Distinct pharmacology of 2-hydroxycarbazole-induced Ca2+ release in the sea urchin egg.
Thomas JM., Churchill GC., Patel S., Galione A.

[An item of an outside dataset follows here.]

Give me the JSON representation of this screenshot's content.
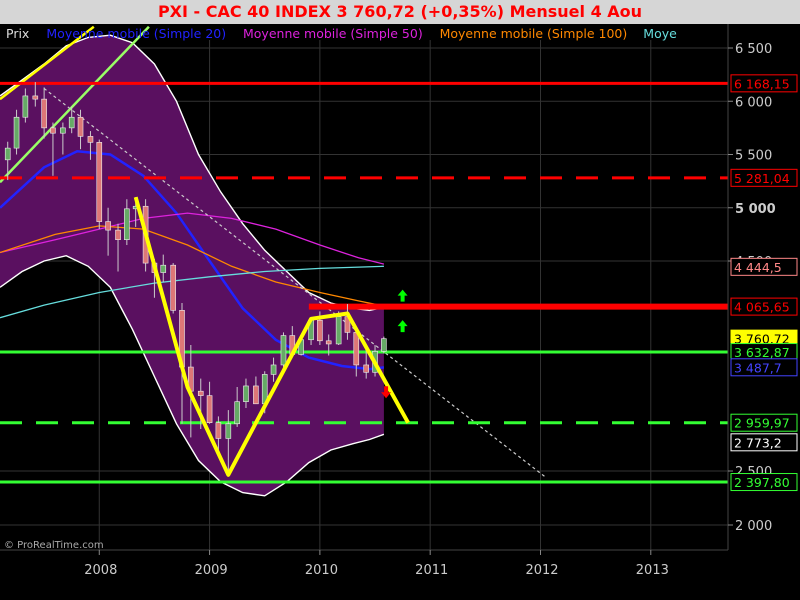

2-hydroxycarbazole, a compound structurally related to the Ca2+-mobilizing marine toxin 9-methyl-7-bromoeudistomin, has recently been proposed to activate both type 1 and type 2 ryanodine receptors in skeletal and cardiac muscle, respectively. This study was undertaken to evaluate the activity of this compound in the sea urchin egg homogenate, a model system used to characterize intracellular Ca2+ mobilization mechanisms. 2-Hydroxycarbazole was found to potently release Ca2+ in a concentration-dependent manner via a specific mechanism displaying apparent desensitization. Use of selective inhibitors of the Ca2+-mobilizing messengers inositol 1,4,5-trisphosphate, cyclic adenosine diphosphate ribose, and nicotinic acid adenine dinucleotide phosphate, as well as desensitization of homogenates to each of these molecules, failed to inhibit the response to 2-hydroxycarbazole. However, the response to 2-hydroxycarbazole was competitively antagonized by caffeine. Investigation of the Ca2+ stores accessed by 2-hydroxycarbazole revealed Ca2+ release from a thapsigargin-insensitive pool. Finally, 2-hydroxycarbazole failed to enhance [3H]ryanodine binding, suggesting the operation of a nonryanodine receptor mechanism. These results demonstrate that 2-hydroxycarbazole is acting to modulate a Ca2+ release mechanism with distinct pharmacological properties to those previously reported in the sea urchin egg.